We are taken to Abu Dis, a once upscale Palestinian suburb of East Jerusalem, where the wall is now separating Palestinian residents from their jobs, their schools and their health facilities.

A section of the Wall at Abu Dis where Palestinians squeeze through a small hole to travel between home and work. (Bill Dienst)

We watch as people climb up and squeeze through a gap in the wall where they are met on the Jerusalem side by Israeli Police, who are accompanied by an attack dog, and a Palestinian collaborator/Informant who gets special privileges for pointing out who, among the Palestinians passing by, should be singled out for interrogation and/or detention. This wall is completely destroying the economic viability of Abu Dis.

Israeli soldiers and attack dog at a section of the the Wall in Abu Dis. (Bill Dienst)

Next, we travel to the southeast border of municipal Jerusalem to the Palestinian village of Al Walaja. This village is now in a precarious situation, due to its strategic position. It interrupts the territorial continuity between West Jerusalem, and the Gush Etzion block of settlements, constructed since 1967 in the Southern part of East Jerusalem, which was conquered in the 6 day war.

In Al Walaja, the land has been designated as in the municipality of Jerusalem, but the villagers carry Palestinian ID passports, and are considered residents of the Palestinian territories.

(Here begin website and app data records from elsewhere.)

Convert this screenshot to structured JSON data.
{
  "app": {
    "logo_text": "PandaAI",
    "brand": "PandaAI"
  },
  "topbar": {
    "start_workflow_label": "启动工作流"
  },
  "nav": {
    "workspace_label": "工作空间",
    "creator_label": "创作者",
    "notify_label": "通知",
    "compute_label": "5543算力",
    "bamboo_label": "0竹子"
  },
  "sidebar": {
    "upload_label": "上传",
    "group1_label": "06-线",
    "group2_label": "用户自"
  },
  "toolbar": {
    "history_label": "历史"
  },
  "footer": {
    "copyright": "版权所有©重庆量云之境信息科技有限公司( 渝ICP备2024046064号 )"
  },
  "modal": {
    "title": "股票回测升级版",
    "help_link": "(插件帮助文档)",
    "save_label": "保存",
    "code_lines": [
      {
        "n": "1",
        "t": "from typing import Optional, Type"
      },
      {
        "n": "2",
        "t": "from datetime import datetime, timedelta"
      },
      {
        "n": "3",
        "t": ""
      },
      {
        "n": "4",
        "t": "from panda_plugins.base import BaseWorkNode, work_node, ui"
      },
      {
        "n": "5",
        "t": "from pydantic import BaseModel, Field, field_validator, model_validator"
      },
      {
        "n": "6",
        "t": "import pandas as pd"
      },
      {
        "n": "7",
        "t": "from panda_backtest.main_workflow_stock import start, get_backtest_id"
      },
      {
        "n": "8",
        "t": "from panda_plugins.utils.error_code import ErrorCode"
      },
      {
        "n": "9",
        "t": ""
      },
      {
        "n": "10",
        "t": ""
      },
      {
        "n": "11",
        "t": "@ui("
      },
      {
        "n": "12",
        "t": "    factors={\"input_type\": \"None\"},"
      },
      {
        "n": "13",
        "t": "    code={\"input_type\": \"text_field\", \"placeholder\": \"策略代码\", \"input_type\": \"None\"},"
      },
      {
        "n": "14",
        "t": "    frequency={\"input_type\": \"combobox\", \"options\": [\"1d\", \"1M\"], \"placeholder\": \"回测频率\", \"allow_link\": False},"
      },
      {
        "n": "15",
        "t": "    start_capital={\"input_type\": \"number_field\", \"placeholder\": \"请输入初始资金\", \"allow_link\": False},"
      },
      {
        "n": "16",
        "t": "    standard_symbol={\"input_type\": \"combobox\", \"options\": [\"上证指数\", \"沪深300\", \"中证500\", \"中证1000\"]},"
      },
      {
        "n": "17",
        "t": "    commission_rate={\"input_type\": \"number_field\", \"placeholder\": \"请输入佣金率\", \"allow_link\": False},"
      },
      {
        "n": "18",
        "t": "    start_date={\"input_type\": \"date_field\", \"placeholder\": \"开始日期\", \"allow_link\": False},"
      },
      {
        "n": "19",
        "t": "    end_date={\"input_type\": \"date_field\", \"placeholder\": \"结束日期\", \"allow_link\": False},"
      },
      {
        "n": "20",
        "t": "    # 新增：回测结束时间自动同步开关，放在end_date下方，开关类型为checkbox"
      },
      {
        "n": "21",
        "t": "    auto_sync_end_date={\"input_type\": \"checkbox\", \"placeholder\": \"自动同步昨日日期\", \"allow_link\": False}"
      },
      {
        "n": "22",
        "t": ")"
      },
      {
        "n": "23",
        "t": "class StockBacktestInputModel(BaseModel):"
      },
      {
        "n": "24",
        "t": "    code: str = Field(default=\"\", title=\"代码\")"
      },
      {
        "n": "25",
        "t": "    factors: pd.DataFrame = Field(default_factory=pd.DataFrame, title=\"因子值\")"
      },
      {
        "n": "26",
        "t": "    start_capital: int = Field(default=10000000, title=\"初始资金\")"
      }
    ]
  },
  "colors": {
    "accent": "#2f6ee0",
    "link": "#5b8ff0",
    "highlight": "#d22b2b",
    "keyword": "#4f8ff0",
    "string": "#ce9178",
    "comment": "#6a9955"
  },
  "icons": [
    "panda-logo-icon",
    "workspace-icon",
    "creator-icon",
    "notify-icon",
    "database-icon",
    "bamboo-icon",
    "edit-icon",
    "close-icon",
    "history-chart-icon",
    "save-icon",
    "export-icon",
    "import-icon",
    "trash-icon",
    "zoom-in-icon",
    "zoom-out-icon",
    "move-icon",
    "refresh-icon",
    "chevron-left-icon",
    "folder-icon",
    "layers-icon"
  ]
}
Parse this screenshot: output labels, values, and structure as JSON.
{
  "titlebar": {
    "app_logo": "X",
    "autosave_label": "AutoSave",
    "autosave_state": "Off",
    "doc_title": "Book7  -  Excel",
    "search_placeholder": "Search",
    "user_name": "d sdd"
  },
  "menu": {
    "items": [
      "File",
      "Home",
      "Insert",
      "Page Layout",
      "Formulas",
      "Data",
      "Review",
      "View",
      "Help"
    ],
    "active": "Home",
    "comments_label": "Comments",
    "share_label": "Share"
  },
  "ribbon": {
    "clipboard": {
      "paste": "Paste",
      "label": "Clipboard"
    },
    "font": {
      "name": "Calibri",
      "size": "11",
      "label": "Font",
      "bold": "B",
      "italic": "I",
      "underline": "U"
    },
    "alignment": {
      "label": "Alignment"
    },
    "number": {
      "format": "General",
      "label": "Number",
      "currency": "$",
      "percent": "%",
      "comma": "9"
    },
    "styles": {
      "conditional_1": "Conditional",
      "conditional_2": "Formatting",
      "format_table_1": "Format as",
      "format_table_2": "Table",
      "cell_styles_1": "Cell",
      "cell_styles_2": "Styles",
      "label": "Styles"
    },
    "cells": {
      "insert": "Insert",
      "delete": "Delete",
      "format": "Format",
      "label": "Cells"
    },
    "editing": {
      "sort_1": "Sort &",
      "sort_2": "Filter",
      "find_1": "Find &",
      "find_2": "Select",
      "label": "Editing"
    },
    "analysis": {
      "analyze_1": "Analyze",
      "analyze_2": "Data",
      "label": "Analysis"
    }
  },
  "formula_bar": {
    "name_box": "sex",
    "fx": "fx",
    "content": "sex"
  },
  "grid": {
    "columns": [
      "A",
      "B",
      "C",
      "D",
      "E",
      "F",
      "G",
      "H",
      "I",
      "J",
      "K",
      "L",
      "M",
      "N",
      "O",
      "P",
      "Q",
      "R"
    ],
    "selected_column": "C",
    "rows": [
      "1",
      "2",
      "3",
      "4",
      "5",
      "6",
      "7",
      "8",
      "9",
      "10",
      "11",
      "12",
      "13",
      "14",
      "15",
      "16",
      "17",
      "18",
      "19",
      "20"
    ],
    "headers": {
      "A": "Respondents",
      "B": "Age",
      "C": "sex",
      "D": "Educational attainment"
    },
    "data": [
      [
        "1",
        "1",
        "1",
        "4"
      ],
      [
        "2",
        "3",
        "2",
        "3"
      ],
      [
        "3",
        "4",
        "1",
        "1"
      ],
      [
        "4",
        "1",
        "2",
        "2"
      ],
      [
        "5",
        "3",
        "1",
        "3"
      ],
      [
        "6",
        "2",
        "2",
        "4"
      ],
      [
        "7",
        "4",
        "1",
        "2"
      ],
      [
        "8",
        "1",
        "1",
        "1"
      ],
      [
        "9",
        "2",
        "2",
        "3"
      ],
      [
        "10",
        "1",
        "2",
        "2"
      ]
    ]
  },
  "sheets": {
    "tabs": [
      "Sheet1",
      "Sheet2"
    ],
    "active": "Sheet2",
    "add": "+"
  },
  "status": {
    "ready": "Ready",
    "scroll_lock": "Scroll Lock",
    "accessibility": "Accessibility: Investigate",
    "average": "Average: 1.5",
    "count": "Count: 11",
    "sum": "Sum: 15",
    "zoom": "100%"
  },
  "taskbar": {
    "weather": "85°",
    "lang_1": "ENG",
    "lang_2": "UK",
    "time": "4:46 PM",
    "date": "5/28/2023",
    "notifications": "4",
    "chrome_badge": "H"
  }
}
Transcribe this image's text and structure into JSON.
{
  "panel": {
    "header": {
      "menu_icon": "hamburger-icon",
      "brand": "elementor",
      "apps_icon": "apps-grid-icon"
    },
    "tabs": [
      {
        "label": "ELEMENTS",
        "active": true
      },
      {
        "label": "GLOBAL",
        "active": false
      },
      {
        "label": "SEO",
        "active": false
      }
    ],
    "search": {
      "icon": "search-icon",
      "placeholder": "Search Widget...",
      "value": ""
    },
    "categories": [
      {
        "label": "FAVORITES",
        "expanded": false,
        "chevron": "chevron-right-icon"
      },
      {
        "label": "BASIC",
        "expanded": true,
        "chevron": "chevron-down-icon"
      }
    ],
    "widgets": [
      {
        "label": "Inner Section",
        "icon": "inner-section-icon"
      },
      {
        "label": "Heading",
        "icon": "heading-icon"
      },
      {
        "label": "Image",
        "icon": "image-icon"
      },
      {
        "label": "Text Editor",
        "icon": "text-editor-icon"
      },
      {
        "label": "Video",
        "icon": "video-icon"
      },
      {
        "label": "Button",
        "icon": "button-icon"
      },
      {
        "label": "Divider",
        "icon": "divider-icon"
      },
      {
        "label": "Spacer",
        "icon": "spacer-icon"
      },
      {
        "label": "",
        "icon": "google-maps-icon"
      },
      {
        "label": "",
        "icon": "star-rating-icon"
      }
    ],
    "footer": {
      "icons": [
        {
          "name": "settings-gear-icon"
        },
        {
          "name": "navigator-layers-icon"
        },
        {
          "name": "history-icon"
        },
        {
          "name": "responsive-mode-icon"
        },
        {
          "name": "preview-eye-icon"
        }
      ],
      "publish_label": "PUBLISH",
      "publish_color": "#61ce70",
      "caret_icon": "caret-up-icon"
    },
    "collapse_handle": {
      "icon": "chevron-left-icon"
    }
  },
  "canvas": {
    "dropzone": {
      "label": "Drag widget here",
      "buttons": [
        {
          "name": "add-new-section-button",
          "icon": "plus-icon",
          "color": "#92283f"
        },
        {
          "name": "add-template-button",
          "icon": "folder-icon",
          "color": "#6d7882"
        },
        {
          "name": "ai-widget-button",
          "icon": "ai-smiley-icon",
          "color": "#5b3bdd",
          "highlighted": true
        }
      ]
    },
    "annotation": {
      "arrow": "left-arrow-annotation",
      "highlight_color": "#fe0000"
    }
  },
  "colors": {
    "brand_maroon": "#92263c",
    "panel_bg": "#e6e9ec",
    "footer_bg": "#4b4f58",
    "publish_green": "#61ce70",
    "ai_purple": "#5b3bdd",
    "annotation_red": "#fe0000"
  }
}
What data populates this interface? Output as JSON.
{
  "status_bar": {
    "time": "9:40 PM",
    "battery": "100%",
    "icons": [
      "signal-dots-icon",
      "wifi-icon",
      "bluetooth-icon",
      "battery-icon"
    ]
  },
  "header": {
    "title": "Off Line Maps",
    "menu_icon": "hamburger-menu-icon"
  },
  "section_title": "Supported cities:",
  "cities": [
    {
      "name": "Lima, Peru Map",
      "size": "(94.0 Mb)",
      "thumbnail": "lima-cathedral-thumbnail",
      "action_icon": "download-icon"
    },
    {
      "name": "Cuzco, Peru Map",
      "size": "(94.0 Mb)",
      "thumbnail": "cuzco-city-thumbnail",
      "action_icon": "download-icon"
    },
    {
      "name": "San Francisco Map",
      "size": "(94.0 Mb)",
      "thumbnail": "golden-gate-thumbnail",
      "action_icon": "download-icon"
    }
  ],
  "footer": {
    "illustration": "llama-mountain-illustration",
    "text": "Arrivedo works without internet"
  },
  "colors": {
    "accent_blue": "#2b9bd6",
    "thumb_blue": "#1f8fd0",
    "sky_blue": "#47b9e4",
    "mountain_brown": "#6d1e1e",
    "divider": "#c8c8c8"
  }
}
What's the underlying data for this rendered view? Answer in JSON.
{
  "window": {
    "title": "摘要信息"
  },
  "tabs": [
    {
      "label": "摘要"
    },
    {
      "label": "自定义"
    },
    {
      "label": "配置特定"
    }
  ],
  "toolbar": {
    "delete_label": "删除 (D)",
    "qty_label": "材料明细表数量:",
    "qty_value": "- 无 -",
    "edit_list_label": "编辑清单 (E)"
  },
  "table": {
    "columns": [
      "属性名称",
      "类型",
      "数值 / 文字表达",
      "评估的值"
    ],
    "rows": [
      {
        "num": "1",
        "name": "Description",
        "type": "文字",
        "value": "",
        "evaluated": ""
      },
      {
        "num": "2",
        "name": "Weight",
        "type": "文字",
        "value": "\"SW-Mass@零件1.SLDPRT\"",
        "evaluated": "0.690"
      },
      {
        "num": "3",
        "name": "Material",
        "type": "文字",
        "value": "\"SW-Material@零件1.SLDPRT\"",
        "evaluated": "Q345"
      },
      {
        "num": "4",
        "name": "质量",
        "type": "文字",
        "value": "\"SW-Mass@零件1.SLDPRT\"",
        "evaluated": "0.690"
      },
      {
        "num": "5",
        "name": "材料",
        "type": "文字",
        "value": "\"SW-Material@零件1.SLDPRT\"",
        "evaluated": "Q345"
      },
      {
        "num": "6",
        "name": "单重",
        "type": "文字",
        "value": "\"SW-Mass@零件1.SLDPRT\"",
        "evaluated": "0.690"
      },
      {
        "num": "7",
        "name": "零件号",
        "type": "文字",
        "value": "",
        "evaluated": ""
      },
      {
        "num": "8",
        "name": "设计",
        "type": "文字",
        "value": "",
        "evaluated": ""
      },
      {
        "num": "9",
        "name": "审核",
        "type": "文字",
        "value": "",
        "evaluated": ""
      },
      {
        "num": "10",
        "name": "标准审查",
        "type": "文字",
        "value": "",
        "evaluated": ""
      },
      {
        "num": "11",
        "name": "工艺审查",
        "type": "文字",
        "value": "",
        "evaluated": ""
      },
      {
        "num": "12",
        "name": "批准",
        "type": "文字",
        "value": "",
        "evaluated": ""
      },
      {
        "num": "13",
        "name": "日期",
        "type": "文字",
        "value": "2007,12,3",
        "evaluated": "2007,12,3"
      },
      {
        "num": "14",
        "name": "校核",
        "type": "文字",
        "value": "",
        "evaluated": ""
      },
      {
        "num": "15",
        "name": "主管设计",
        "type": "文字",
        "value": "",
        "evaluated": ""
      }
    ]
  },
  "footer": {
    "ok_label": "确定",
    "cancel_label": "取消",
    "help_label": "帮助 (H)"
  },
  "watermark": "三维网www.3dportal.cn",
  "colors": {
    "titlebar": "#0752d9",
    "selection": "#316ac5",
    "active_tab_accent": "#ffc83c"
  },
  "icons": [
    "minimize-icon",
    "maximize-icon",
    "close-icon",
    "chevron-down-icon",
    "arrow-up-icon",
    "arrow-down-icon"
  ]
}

“An absurd situation is thus created. The land is in the jurisdiction of Jerusalem/Israel, but the villagers … are considered as from the Palestinian territories. As such, they are banned from entering Israel. Simply by living in their own homes, they are in breach of the law, and face penalties and expulsion.”

Recently, the Israeli authorities have destroyed over 20 buildings and issued demolition orders for about 30 more, due to lack of building permits, which of course, are not issued to Palestinians.

Additionally, Al Walaja residents are subjected to incessant harassments due to the unfortunate location of where they live. These harassments include night arrests (since they are forbidden to live in their own homes, which are situated in an area of Jerusalem), imposing extortionate fines for unlicensed building, demolition orders, blocking of roads, vehicle confiscations, threats and intimidation. All of this is designed to impoverish the inhabitants of Al Walaja, and induce them to abandon there homes and give up their land.

Next part: Our dinner with Mordechai Vanunu.


Dr. Bill Dienst is a rural family and emergency room physician from Omak, Washington, USA. In March 2005, he traveled to Palestine and Israel as part of a delegation sponsored by Washington State Physicians for Social Responsibility (WaPSR). The delegation met with prominent Palestinians as well as members of the Israeli peace movement. They also traveled inside the Kiryat Arba’a settlement to hear a prominent member of the settler movement. In this series of articles, Dr. Dienst describes these meetings. Dr. Dienst has been to Israel-Palestine twice before. In November 2003, he spent 10 days in Gaza sponsored by Gaza Community Health Programme, and in 1985, he spent 4 1/2 months in Egypt the West Bank and Gaza sponsored by the Palestine Red Crescent Society.